Actually, if you're looking for the bright side of global warming, Tasmanian wine may just be your silver lining; rising temperatures in recent years have allowed more grapes here to ripen fully, richening the flavor of the final product.
Tasmania. Pixabay / PixbayBlade
Sun and surf and Cuban expatriate culture come to mind when we think of Miami, but wine? Not so much. Nevertheless, one of the best, most innovative wineries in America is actually located just outside Miami in Redlands.
Schnebly Redlands Winery is a picturesque, tropical oasis where you can tour, taste, and sip in paradise. Not only is there a wonderful restaurant on site to tickle your palette; Schnebly produces its complex, original wines from interesting ingredients. Avocado, guava, starfruit, lychee, mango, passionfruit -- all are grown here and transmogrified into unique elixirs.
If you can't make it to Miami but still want a taste, we have good news: they may be able to ship to your state. Plus, if you buy 6 bottles, shipping is free. At these prices, you can't afford not to drink some wine.
Miami. Unsplash / Faris Kassim
One of the lessons we can learn from Romania is that Communism is inimical to viticulture. Under the demented dictatorship of the ill-fated Ceausescu family, Romania's wine suffered as much as anything else. The archetypal Communist emphasis on hitting random production quotas led to a reduction in the quality of Romanian wine that has taken a generation to repair.
Which is a shame, because Romania's wine history stretches back perhaps 6,000 years. No wonder: the Carpathian Mountains, relatively dry climate, and long autumnal ripening season are ideal for yielding the perfect bottle.
That said, it's still true that large quantities of swill are corked in Romania and cheaply exported. However, a new wave of winemakers are starting to uproot the old vines and plant new ones -- quite literally in some cases. New grapes are being imported, while inferior iterations of native grapes are being weeded out.
Today, there are some surprisingly great wineries operating here; the prices tend to be surprisingly reasonable too, as producers have to combat the perception that Romania churns out wine more worthy of a disheveled college dorm room than a dinner table.
If you're visiting Romania and looking for the ideal region in which to take a wine tour, check out Dealu Mare.
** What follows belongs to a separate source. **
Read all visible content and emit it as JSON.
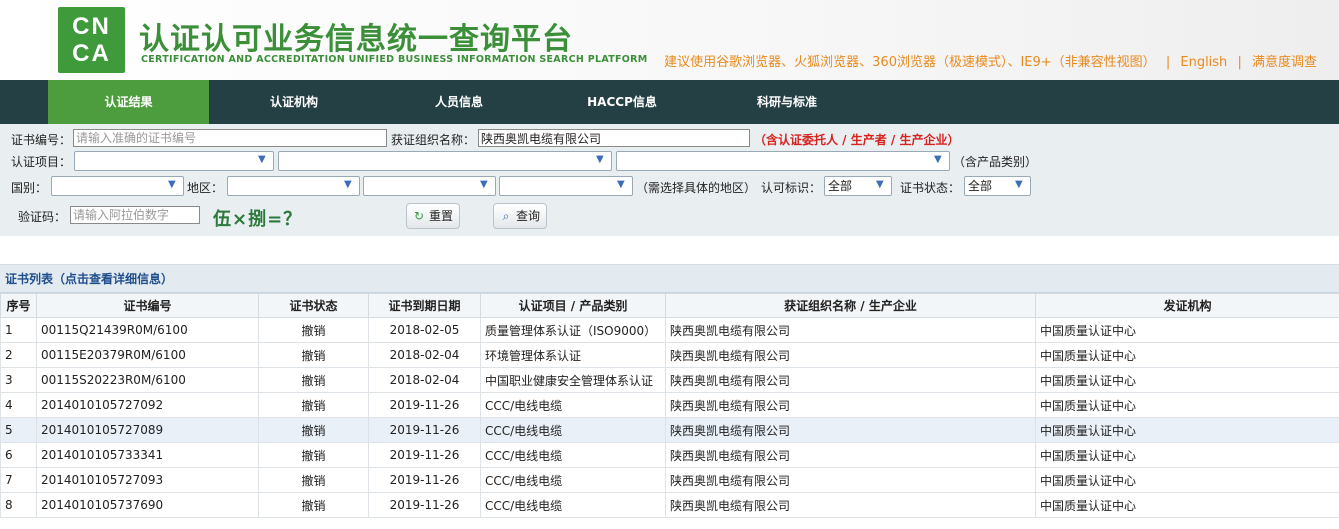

There are quality options elsewhere, but Dealu has the highest concentration. If you can only visit one -- make it LacertA Winery near Buzau County.
Bucovina, Romania. Pixabay / danfador
Ethiopia has waded into the wine market in a pretty big way in the last few years.
Wine has a long history in the Horn of Africa, as you might expect, and Ethiopia's viticultural roots date back to the first century AD. One of the most popular drinks in the country is tej, a honey mead brewed with the hops-like buckthorn plant, both by private individuals and for public consumption.
But since 2007 Ethiopia has made forays into the modern international world of wine with help from Pierre Castel, the French owner/operator of one of the largest beverage consortiums in the world.
Castel founded a vineyard in the town of Ziway, buying up 120 hectares of countryside and importing grapes from Bordeaux. The result -- Rift Valley Wines -- went on the market in 2014, and has put Ethiopia on the wine map.
The grapes benefit from Ethiopia's average temperature (77 °F), and the equatorial latitude means Castel can sometimes manage two harvests in one year!
You can tour the winery in Ziway if you're in the neighborhood. While it may not be on par with some of the world's more famous and celebrated vineyards, it's definitely on its way up.
Wherever you may roam, may your cup run over with good cheer -- and good vino.